For many lay people, economic development - by which we mean the analysis of the economic progress of nations - is what economics as a whole is designed to address. Indeed, what but to find the "nature and causes" of economic development was Adam Smith's purpose? For modern economists, however, the status of economic development is somewhat more uncomfortable: it has always been the maverick field, lurking somewhere in the background but not really considered "real economics" but rather an amalgam of sociology, anthropology, history, politics and, all-too- often, ideology.

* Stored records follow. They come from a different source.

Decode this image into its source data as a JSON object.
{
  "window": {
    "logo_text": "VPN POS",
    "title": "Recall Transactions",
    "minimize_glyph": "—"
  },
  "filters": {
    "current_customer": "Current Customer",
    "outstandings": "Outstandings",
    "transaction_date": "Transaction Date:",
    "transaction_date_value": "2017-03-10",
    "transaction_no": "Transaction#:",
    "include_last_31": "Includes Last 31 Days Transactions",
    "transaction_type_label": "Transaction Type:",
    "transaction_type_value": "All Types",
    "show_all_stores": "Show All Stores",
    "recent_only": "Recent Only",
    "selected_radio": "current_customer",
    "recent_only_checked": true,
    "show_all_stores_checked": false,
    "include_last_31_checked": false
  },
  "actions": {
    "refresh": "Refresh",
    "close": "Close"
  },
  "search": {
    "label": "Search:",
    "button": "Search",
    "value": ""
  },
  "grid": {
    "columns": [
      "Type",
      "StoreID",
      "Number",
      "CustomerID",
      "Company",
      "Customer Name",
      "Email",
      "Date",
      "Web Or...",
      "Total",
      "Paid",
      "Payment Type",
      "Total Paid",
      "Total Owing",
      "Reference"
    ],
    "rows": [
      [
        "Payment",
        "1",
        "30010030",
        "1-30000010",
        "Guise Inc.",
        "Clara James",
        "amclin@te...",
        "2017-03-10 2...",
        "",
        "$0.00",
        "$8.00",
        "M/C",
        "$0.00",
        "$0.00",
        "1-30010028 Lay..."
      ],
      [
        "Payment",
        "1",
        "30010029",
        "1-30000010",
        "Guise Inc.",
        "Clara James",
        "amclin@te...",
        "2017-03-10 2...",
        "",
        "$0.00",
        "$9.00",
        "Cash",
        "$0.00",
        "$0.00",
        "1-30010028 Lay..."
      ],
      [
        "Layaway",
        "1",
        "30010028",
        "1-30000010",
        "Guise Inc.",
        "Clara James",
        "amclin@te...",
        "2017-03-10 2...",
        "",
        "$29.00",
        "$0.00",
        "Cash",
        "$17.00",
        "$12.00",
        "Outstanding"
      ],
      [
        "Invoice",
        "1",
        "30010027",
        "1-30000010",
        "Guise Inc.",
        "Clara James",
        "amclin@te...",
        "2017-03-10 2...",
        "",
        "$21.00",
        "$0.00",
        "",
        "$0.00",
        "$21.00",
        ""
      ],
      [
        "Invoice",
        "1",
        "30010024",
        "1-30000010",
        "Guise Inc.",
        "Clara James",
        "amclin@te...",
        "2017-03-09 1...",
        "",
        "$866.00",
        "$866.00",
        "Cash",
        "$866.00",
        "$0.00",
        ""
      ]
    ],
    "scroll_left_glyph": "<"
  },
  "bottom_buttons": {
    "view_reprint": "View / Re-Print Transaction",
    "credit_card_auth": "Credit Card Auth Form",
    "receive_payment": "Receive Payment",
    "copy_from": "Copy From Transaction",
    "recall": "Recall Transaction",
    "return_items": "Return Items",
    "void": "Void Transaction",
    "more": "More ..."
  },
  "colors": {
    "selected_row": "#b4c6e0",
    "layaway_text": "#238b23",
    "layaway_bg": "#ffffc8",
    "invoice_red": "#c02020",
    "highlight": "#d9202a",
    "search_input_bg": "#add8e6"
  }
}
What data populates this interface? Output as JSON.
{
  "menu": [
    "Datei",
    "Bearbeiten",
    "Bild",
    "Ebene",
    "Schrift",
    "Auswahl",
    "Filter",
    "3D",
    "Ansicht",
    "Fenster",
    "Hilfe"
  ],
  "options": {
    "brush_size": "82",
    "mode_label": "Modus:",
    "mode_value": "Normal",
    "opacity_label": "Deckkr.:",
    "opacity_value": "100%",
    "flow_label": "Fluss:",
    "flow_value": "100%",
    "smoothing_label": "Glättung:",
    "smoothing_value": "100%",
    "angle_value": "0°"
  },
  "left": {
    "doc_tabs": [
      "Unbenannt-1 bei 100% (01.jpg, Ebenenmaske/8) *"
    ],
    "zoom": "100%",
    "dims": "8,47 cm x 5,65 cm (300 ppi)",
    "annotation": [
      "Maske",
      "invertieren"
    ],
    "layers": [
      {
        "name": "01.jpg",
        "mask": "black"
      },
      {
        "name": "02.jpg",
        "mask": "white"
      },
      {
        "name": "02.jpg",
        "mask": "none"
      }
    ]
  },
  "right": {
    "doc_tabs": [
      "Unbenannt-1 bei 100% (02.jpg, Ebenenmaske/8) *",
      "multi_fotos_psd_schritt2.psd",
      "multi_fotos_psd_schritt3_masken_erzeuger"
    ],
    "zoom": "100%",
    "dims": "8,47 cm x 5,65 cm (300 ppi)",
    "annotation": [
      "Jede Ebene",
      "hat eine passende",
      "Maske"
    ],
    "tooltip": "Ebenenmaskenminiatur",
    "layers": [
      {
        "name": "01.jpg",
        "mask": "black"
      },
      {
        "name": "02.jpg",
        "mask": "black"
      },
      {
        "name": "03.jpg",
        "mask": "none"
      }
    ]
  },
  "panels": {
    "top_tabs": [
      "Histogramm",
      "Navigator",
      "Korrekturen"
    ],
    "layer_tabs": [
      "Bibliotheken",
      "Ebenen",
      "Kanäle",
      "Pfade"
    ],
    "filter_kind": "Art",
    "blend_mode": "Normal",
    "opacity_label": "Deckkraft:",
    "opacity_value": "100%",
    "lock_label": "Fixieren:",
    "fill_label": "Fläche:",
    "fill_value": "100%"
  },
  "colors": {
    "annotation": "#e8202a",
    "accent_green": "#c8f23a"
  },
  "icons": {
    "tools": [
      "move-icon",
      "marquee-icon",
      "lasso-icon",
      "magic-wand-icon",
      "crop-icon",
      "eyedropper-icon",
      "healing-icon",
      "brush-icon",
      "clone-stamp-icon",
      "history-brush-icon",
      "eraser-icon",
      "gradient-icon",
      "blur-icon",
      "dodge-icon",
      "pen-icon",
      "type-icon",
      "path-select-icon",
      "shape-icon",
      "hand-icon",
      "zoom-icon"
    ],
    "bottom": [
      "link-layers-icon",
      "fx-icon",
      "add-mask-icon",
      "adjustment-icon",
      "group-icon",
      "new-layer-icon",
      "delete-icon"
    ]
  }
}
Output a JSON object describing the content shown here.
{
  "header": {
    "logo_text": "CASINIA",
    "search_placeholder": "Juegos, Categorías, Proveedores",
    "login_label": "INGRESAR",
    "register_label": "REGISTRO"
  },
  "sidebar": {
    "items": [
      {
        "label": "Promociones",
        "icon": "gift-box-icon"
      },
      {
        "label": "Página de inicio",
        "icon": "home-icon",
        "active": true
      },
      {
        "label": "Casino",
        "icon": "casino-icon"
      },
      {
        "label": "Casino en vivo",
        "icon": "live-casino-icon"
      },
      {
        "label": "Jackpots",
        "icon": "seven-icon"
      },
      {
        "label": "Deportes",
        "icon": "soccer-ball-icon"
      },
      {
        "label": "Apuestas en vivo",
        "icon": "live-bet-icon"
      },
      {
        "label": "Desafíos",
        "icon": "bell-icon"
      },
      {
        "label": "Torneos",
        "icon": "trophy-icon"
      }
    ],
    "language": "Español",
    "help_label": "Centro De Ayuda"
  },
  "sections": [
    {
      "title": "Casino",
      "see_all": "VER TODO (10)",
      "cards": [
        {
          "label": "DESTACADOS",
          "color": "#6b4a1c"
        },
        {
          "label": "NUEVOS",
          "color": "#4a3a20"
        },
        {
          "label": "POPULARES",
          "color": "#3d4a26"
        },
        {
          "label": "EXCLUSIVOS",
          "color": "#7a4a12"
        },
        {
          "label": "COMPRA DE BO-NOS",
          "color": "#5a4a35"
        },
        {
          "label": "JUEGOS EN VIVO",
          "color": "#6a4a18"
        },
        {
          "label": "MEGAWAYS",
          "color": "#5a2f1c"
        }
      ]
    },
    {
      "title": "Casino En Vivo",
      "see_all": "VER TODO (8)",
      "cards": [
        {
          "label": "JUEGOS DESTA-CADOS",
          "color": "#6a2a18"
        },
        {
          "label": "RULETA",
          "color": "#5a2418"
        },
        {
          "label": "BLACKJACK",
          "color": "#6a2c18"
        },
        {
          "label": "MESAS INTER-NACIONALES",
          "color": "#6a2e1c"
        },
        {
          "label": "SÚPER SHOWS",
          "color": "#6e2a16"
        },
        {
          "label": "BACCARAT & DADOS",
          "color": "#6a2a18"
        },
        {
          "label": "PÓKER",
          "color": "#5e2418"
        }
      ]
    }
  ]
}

Nonetheless, few of the greatest economists actually ignored it outright. As already noted, Adam Smith and indeed, perhaps the entire Classical School was concerned with what might be termed "economic development". Schumpeter's first famous book was entitled a Theory of Economic Development (1911). The German Historical School - and its English and American counterparts - coul